- **What is expected**: Reproduce the data in full, exactly as it appears.

═══ The data

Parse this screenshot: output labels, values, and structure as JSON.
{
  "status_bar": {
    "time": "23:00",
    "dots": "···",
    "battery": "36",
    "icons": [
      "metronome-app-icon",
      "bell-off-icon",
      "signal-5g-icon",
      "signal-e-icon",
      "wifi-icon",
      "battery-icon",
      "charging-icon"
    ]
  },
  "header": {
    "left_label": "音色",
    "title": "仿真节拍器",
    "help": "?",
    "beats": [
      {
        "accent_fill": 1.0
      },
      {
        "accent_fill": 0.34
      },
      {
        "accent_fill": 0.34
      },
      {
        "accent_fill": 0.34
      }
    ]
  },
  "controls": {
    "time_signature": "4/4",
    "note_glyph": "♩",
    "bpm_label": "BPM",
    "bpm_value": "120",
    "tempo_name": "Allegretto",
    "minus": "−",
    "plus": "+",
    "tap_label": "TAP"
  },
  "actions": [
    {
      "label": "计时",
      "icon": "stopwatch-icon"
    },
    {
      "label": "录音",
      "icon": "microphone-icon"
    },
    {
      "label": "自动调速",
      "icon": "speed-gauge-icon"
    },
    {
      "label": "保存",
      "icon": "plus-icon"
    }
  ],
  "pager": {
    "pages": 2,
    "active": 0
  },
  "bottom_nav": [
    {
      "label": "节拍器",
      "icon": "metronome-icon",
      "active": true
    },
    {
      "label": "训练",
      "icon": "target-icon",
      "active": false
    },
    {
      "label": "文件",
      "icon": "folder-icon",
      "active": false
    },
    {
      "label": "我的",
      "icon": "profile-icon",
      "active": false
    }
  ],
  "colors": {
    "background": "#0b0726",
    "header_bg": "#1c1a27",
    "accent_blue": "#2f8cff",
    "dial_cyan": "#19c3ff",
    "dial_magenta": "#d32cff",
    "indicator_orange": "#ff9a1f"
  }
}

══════

- **Solution to this exercise**:
Parse this screenshot: output labels, values, and structure as JSON.
{
  "status_bar": {
    "time": "23:00",
    "dots": "···",
    "battery": "36",
    "icons": [
      "metronome-app-icon",
      "bell-off-icon",
      "signal-5g-icon",
      "signal-e-icon",
      "wifi-icon",
      "battery-icon",
      "charging-icon"
    ]
  },
  "header": {
    "left_label": "音色",
    "title": "仿真节拍器",
    "help": "?",
    "beats": [
      {
        "accent_fill": 1.0
      },
      {
        "accent_fill": 0.34
      },
      {
        "accent_fill": 0.34
      },
      {
        "accent_fill": 0.34
      }
    ]
  },
  "controls": {
    "time_signature": "4/4",
    "note_glyph": "♩",
    "bpm_label": "BPM",
    "bpm_value": "120",
    "tempo_name": "Allegretto",
    "minus": "−",
    "plus": "+",
    "tap_label": "TAP"
  },
  "actions": [
    {
      "label": "计时",
      "icon": "stopwatch-icon"
    },
    {
      "label": "录音",
      "icon": "microphone-icon"
    },
    {
      "label": "自动调速",
      "icon": "speed-gauge-icon"
    },
    {
      "label": "保存",
      "icon": "plus-icon"
    }
  ],
  "pager": {
    "pages": 2,
    "active": 0
  },
  "bottom_nav": [
    {
      "label": "节拍器",
      "icon": "metronome-icon",
      "active": true
    },
    {
      "label": "训练",
      "icon": "target-icon",
      "active": false
    },
    {
      "label": "文件",
      "icon": "folder-icon",
      "active": false
    },
    {
      "label": "我的",
      "icon": "profile-icon",
      "active": false
    }
  ],
  "colors": {
    "background": "#0b0726",
    "header_bg": "#1c1a27",
    "accent_blue": "#2f8cff",
    "dial_cyan": "#19c3ff",
    "dial_magenta": "#d32cff",
    "indicator_orange": "#ff9a1f"
  }
}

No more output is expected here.